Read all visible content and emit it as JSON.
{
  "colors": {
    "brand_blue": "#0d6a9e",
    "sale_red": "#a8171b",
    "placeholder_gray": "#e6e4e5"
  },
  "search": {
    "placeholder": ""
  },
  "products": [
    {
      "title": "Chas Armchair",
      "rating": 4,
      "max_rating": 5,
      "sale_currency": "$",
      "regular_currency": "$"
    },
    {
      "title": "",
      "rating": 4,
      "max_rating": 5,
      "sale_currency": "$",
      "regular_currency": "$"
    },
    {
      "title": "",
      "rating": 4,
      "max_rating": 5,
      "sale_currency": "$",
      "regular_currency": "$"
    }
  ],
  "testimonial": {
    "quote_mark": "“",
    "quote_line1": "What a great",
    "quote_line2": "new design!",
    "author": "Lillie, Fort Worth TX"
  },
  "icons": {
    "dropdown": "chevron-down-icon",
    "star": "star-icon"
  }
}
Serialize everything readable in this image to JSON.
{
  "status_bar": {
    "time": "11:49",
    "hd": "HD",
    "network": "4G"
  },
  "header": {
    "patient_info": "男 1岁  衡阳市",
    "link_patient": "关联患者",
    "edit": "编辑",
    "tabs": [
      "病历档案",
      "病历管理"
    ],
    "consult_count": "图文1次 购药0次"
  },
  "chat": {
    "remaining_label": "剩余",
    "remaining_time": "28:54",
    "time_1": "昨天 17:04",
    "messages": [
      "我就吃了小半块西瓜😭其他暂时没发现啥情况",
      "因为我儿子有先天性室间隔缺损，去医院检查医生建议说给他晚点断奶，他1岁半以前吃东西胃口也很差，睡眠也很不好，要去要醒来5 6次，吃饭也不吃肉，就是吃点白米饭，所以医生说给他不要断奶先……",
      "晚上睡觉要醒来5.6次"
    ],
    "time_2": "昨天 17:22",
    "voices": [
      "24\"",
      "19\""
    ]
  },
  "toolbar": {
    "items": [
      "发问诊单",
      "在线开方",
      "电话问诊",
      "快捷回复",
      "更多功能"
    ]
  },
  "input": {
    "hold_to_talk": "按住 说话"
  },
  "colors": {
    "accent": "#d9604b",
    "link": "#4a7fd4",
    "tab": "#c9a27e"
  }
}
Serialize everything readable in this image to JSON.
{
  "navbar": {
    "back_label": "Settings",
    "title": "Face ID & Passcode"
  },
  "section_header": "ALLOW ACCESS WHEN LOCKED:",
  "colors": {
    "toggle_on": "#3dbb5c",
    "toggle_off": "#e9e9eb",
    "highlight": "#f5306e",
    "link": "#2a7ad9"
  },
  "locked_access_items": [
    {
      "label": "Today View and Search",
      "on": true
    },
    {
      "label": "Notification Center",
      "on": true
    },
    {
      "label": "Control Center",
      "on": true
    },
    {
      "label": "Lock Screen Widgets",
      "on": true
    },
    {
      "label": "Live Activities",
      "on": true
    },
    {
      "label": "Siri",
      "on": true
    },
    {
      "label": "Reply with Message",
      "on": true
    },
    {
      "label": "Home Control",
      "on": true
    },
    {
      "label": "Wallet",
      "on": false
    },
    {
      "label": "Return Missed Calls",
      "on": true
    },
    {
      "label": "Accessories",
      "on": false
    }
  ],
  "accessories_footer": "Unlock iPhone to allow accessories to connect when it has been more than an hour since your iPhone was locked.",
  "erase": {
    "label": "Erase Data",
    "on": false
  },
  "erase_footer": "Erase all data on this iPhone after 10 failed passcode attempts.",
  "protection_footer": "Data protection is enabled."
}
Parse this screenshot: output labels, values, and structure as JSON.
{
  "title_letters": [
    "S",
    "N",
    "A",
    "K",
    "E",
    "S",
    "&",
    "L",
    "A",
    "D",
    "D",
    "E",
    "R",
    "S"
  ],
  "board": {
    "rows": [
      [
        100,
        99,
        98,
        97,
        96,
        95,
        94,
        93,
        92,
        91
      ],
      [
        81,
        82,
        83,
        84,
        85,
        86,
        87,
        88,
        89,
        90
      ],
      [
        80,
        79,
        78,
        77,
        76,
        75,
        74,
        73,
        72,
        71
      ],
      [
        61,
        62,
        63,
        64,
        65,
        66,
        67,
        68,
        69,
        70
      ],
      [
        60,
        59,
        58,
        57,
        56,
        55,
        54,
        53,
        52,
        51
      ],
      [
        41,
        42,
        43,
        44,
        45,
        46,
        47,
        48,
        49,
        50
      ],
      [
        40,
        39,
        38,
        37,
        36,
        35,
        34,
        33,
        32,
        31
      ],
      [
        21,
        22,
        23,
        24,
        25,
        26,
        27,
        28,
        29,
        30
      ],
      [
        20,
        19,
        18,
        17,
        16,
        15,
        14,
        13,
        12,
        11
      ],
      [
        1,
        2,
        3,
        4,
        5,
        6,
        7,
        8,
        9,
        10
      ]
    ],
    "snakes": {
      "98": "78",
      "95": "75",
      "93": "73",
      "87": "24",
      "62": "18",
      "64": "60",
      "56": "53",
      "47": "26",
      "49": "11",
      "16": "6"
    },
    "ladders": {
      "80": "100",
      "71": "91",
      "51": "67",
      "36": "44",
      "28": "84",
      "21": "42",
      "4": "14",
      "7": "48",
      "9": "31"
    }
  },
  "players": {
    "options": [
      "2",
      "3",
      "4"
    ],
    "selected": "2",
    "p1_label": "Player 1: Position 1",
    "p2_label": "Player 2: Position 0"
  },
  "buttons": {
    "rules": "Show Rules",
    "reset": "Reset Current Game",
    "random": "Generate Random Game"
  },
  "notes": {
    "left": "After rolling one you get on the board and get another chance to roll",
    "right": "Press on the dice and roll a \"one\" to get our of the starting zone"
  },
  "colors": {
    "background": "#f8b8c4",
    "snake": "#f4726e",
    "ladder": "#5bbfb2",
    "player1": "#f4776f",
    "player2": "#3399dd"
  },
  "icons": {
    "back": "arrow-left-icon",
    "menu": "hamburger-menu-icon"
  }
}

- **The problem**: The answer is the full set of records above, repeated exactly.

- **Answer below**:
Read all visible content and emit it as JSON.
{
  "colors": {
    "brand_blue": "#0d6a9e",
    "sale_red": "#a8171b",
    "placeholder_gray": "#e6e4e5"
  },
  "search": {
    "placeholder": ""
  },
  "products": [
    {
      "title": "Chas Armchair",
      "rating": 4,
      "max_rating": 5,
      "sale_currency": "$",
      "regular_currency": "$"
    },
    {
      "title": "",
      "rating": 4,
      "max_rating": 5,
      "sale_currency": "$",
      "regular_currency": "$"
    },
    {
      "title": "",
      "rating": 4,
      "max_rating": 5,
      "sale_currency": "$",
      "regular_currency": "$"
    }
  ],
  "testimonial": {
    "quote_mark": "“",
    "quote_line1": "What a great",
    "quote_line2": "new design!",
    "author": "Lillie, Fort Worth TX"
  },
  "icons": {
    "dropdown": "chevron-down-icon",
    "star": "star-icon"
  }
}
Serialize everything readable in this image to JSON.
{
  "status_bar": {
    "time": "11:49",
    "hd": "HD",
    "network": "4G"
  },
  "header": {
    "patient_info": "男 1岁  衡阳市",
    "link_patient": "关联患者",
    "edit": "编辑",
    "tabs": [
      "病历档案",
      "病历管理"
    ],
    "consult_count": "图文1次 购药0次"
  },
  "chat": {
    "remaining_label": "剩余",
    "remaining_time": "28:54",
    "time_1": "昨天 17:04",
    "messages": [
      "我就吃了小半块西瓜😭其他暂时没发现啥情况",
      "因为我儿子有先天性室间隔缺损，去医院检查医生建议说给他晚点断奶，他1岁半以前吃东西胃口也很差，睡眠也很不好，要去要醒来5 6次，吃饭也不吃肉，就是吃点白米饭，所以医生说给他不要断奶先……",
      "晚上睡觉要醒来5.6次"
    ],
    "time_2": "昨天 17:22",
    "voices": [
      "24\"",
      "19\""
    ]
  },
  "toolbar": {
    "items": [
      "发问诊单",
      "在线开方",
      "电话问诊",
      "快捷回复",
      "更多功能"
    ]
  },
  "input": {
    "hold_to_talk": "按住 说话"
  },
  "colors": {
    "accent": "#d9604b",
    "link": "#4a7fd4",
    "tab": "#c9a27e"
  }
}
Serialize everything readable in this image to JSON.
{
  "navbar": {
    "back_label": "Settings",
    "title": "Face ID & Passcode"
  },
  "section_header": "ALLOW ACCESS WHEN LOCKED:",
  "colors": {
    "toggle_on": "#3dbb5c",
    "toggle_off": "#e9e9eb",
    "highlight": "#f5306e",
    "link": "#2a7ad9"
  },
  "locked_access_items": [
    {
      "label": "Today View and Search",
      "on": true
    },
    {
      "label": "Notification Center",
      "on": true
    },
    {
      "label": "Control Center",
      "on": true
    },
    {
      "label": "Lock Screen Widgets",
      "on": true
    },
    {
      "label": "Live Activities",
      "on": true
    },
    {
      "label": "Siri",
      "on": true
    },
    {
      "label": "Reply with Message",
      "on": true
    },
    {
      "label": "Home Control",
      "on": true
    },
    {
      "label": "Wallet",
      "on": false
    },
    {
      "label": "Return Missed Calls",
      "on": true
    },
    {
      "label": "Accessories",
      "on": false
    }
  ],
  "accessories_footer": "Unlock iPhone to allow accessories to connect when it has been more than an hour since your iPhone was locked.",
  "erase": {
    "label": "Erase Data",
    "on": false
  },
  "erase_footer": "Erase all data on this iPhone after 10 failed passcode attempts.",
  "protection_footer": "Data protection is enabled."
}
Parse this screenshot: output labels, values, and structure as JSON.
{
  "title_letters": [
    "S",
    "N",
    "A",
    "K",
    "E",
    "S",
    "&",
    "L",
    "A",
    "D",
    "D",
    "E",
    "R",
    "S"
  ],
  "board": {
    "rows": [
      [
        100,
        99,
        98,
        97,
        96,
        95,
        94,
        93,
        92,
        91
      ],
      [
        81,
        82,
        83,
        84,
        85,
        86,
        87,
        88,
        89,
        90
      ],
      [
        80,
        79,
        78,
        77,
        76,
        75,
        74,
        73,
        72,
        71
      ],
      [
        61,
        62,
        63,
        64,
        65,
        66,
        67,
        68,
        69,
        70
      ],
      [
        60,
        59,
        58,
        57,
        56,
        55,
        54,
        53,
        52,
        51
      ],
      [
        41,
        42,
        43,
        44,
        45,
        46,
        47,
        48,
        49,
        50
      ],
      [
        40,
        39,
        38,
        37,
        36,
        35,
        34,
        33,
        32,
        31
      ],
      [
        21,
        22,
        23,
        24,
        25,
        26,
        27,
        28,
        29,
        30
      ],
      [
        20,
        19,
        18,
        17,
        16,
        15,
        14,
        13,
        12,
        11
      ],
      [
        1,
        2,
        3,
        4,
        5,
        6,
        7,
        8,
        9,
        10
      ]
    ],
    "snakes": {
      "98": "78",
      "95": "75",
      "93": "73",
      "87": "24",
      "62": "18",
      "64": "60",
      "56": "53",
      "47": "26",
      "49": "11",
      "16": "6"
    },
    "ladders": {
      "80": "100",
      "71": "91",
      "51": "67",
      "36": "44",
      "28": "84",
      "21": "42",
      "4": "14",
      "7": "48",
      "9": "31"
    }
  },
  "players": {
    "options": [
      "2",
      "3",
      "4"
    ],
    "selected": "2",
    "p1_label": "Player 1: Position 1",
    "p2_label": "Player 2: Position 0"
  },
  "buttons": {
    "rules": "Show Rules",
    "reset": "Reset Current Game",
    "random": "Generate Random Game"
  },
  "notes": {
    "left": "After rolling one you get on the board and get another chance to roll",
    "right": "Press on the dice and roll a \"one\" to get our of the starting zone"
  },
  "colors": {
    "background": "#f8b8c4",
    "snake": "#f4726e",
    "ladder": "#5bbfb2",
    "player1": "#f4776f",
    "player2": "#3399dd"
  },
  "icons": {
    "back": "arrow-left-icon",
    "menu": "hamburger-menu-icon"
  }
}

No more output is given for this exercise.